Why? Because a) sharks and rays are a key component of marine communities because of their ecological role as predators. When removed from the ecosystem, the structure of communities undergo significant changes.
And b) many species are very important in the economy and culture of coastal communities because they support intensive fisheries as well as tourism. As a consequence, the decline of their populations affects not only the ecosystems they inhabit but also the economies they support.
There are about 500 species of sharks and about 700 species of rays (rays= skates, electric rays, stingrays, guitarfishes, and sawfishes). Sharks and rays represent one of the oldest lineage of vertebrates with a fossil record! it extends as far back as the Late Ordovician period which is about 485 million years ago. Meaning they are older than dinosurs would be if they were still around!

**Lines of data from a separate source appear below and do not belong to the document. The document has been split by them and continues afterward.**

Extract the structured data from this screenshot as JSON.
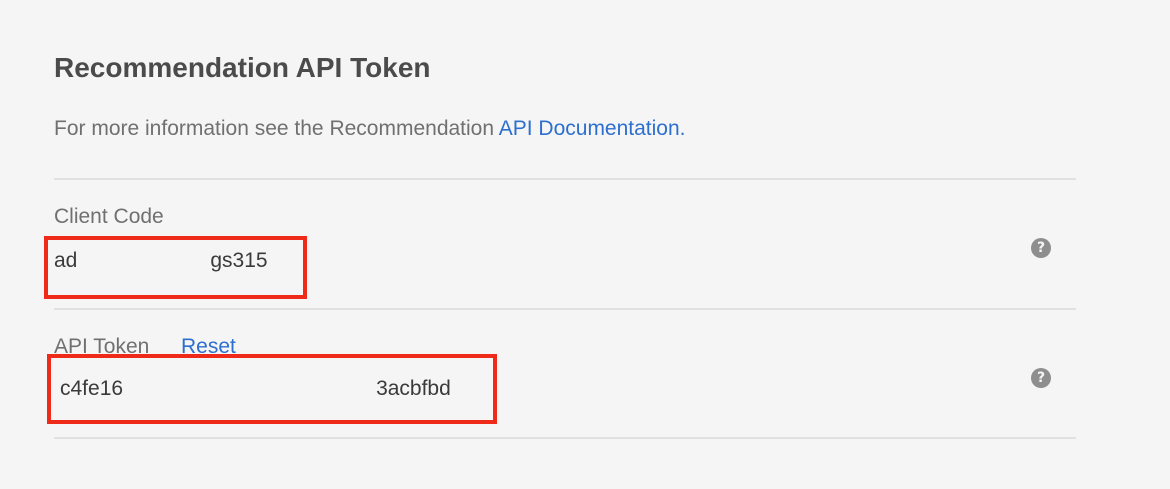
{
  "section": {
    "title": "Recommendation API Token",
    "info_text": "For more information see the Recommendation",
    "info_link": "API Documentation."
  },
  "client_code": {
    "label": "Client Code",
    "value_start": "ad",
    "value_end": "gs315",
    "help_icon": "question-circle-icon"
  },
  "api_token": {
    "label": "API Token",
    "reset_label": "Reset",
    "value_start": "c4fe16",
    "value_end": "3acbfbd",
    "help_icon": "question-circle-icon"
  },
  "colors": {
    "link": "#2d6fcf",
    "highlight": "#f02a18",
    "background": "#f5f5f5"
  }
}
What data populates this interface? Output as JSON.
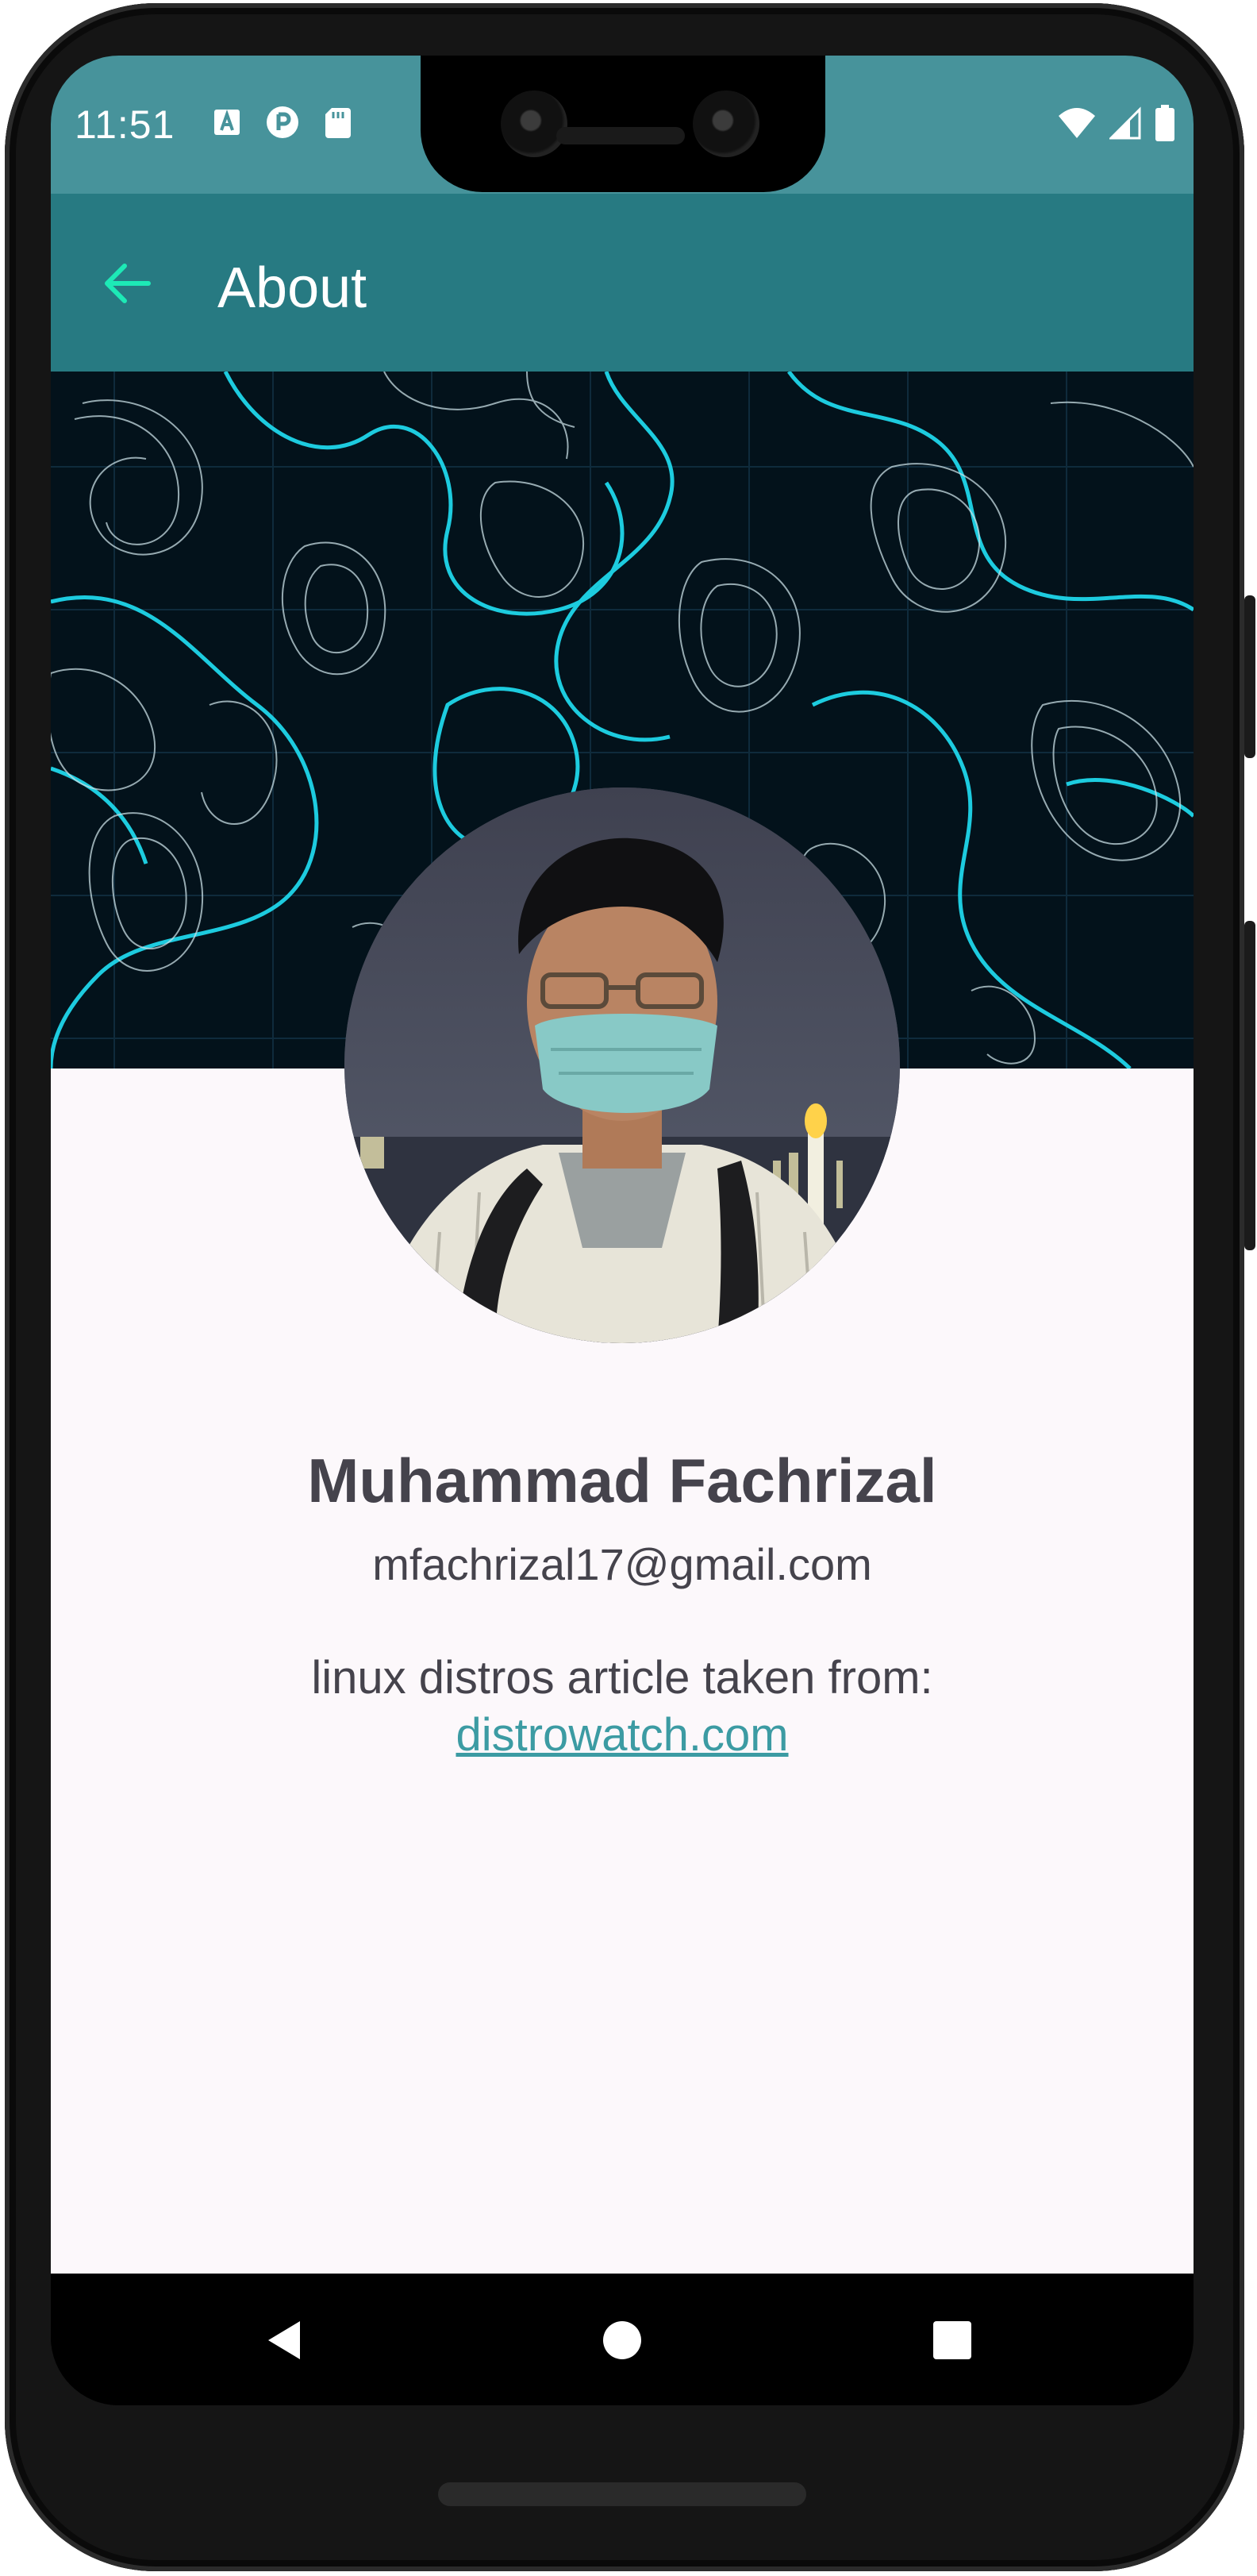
{
  "status_bar": {
    "time": "11:51",
    "left_icons": [
      "a-icon",
      "circle-p-icon",
      "sd-card-icon"
    ],
    "right_icons": [
      "wifi-icon",
      "signal-icon",
      "battery-icon"
    ]
  },
  "app_bar": {
    "title": "About",
    "back_icon": "arrow-left-icon",
    "back_color": "#1de9b6",
    "background": "#277a82"
  },
  "profile": {
    "name": "Muhammad Fachrizal",
    "email": "mfachrizal17@gmail.com",
    "credit_text": "linux distros article taken from:",
    "credit_link": "distrowatch.com",
    "link_color": "#3c9ba3",
    "avatar_alt": "profile photo"
  },
  "nav_bar": {
    "buttons": [
      "back-triangle-icon",
      "home-circle-icon",
      "recents-square-icon"
    ]
  },
  "colors": {
    "status_bar": "#47939b",
    "banner_lines": "#1fd6ea",
    "content_bg": "#fcf8fb",
    "text": "#45434c"
  }
}
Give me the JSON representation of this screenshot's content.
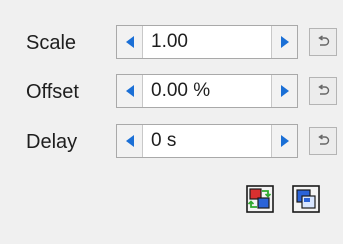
{
  "rows": [
    {
      "label": "Scale",
      "value": "1.00"
    },
    {
      "label": "Offset",
      "value": "0.00 %"
    },
    {
      "label": "Delay",
      "value": "0 s"
    }
  ],
  "icons": {
    "decrement": "triangle-left-icon",
    "increment": "triangle-right-icon",
    "reset": "undo-arrow-icon",
    "tool1": "swap-layers-icon",
    "tool2": "overlap-layers-icon"
  },
  "colors": {
    "background": "#f0f0f0",
    "arrow": "#1a6fd6",
    "border": "#a9a9a9"
  }
}
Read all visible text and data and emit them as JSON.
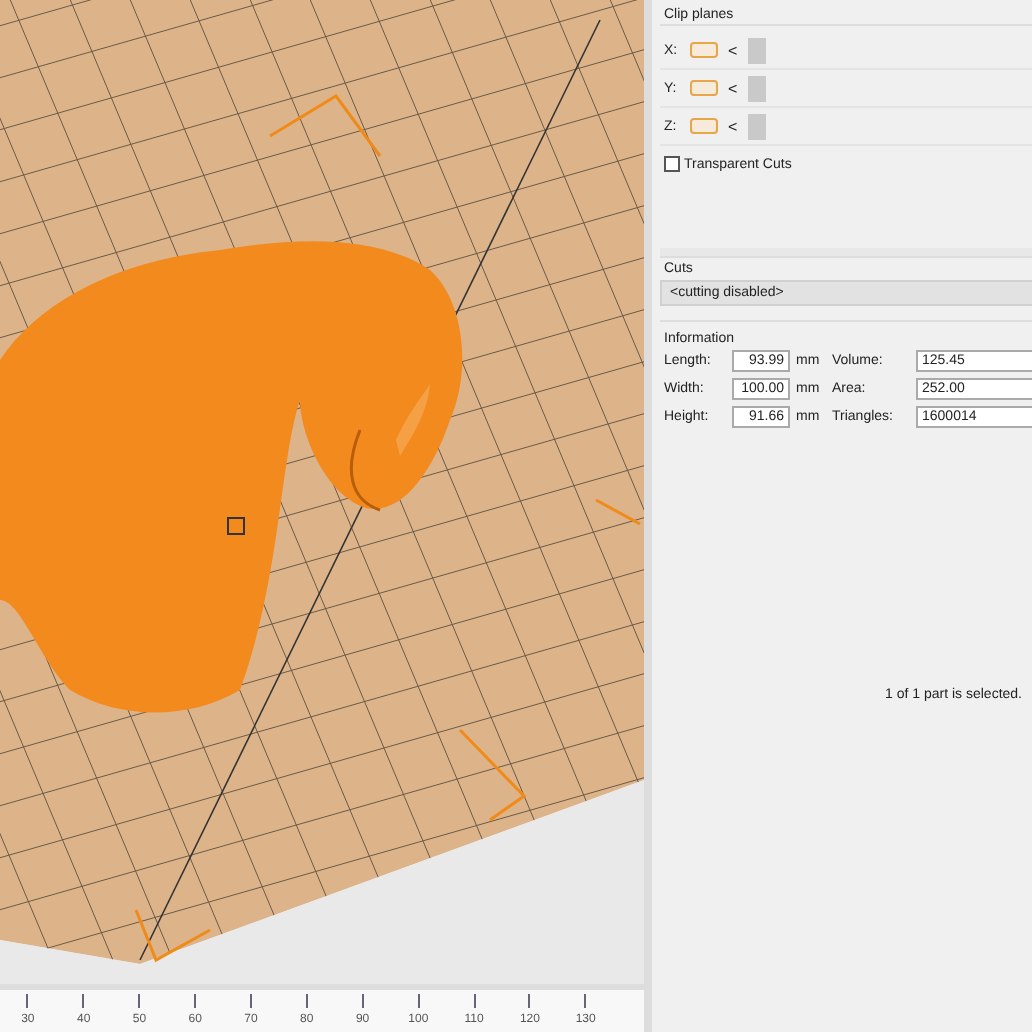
{
  "viewport": {
    "ruler_labels": [
      "30",
      "40",
      "50",
      "60",
      "70",
      "80",
      "90",
      "100",
      "110",
      "120",
      "130"
    ]
  },
  "clip_planes": {
    "title": "Clip planes",
    "axes": [
      {
        "label": "X:",
        "arrow": "<"
      },
      {
        "label": "Y:",
        "arrow": "<"
      },
      {
        "label": "Z:",
        "arrow": "<"
      }
    ],
    "transparent_cuts": {
      "label": "Transparent Cuts",
      "checked": false
    }
  },
  "cuts": {
    "title": "Cuts",
    "selection": "<cutting disabled>"
  },
  "information": {
    "title": "Information",
    "rows": [
      {
        "label": "Length:",
        "value": "93.99",
        "unit": "mm",
        "label2": "Volume:",
        "value2": "125.45"
      },
      {
        "label": "Width:",
        "value": "100.00",
        "unit": "mm",
        "label2": "Area:",
        "value2": "252.00"
      },
      {
        "label": "Height:",
        "value": "91.66",
        "unit": "mm",
        "label2": "Triangles:",
        "value2": "1600014"
      }
    ]
  },
  "status": "1 of 1 part is selected."
}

Yet, their biological traits (such as slow growth rates, late sexual maturity, long gestation periods and low productivity) make them extremely vulnerable to over exploitation and many populations have declined. Their economic and ecological importance and the alarming declines of their populations have led to the increase of attention from scientists, policy makers and conservationist to understand and protect them.
The understanding of sharks and rays status is critical to determine which species occur in particular areas of interest, which habitats are important for their survival, and how can we manage the conflict of sustainability versus exploitation.
I can bet every single scientist and conservationist working in any way with this group, regardless of nationality or background, does it for the same two reasons: sharks and rays are so very cool and they are at risk.